# PROVIDED DATA

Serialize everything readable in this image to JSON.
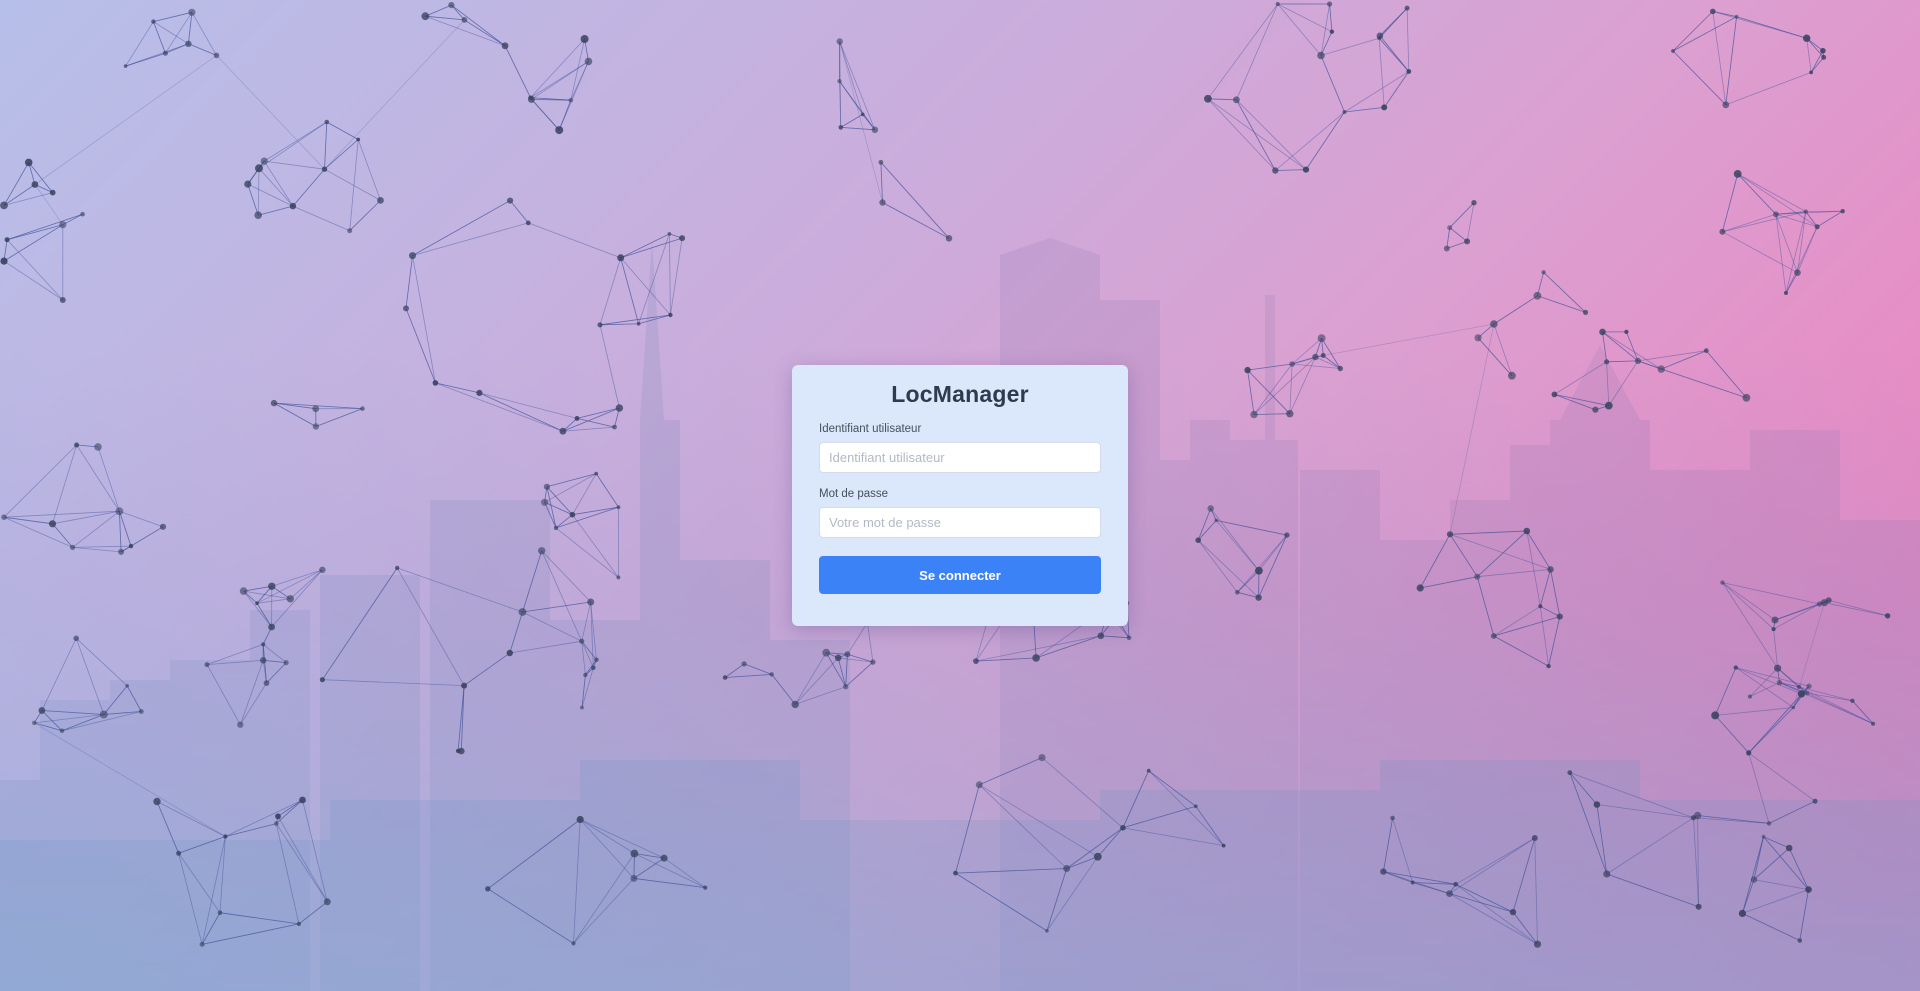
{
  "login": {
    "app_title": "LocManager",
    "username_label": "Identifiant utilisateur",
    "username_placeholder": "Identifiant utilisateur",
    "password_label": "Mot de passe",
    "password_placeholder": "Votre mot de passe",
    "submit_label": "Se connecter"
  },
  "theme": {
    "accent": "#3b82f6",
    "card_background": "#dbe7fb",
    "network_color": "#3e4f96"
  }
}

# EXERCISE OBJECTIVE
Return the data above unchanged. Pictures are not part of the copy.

# EXERCISE OUTPUT
Serialize everything readable in this image to JSON.
{
  "login": {
    "app_title": "LocManager",
    "username_label": "Identifiant utilisateur",
    "username_placeholder": "Identifiant utilisateur",
    "password_label": "Mot de passe",
    "password_placeholder": "Votre mot de passe",
    "submit_label": "Se connecter"
  },
  "theme": {
    "accent": "#3b82f6",
    "card_background": "#dbe7fb",
    "network_color": "#3e4f96"
  }
}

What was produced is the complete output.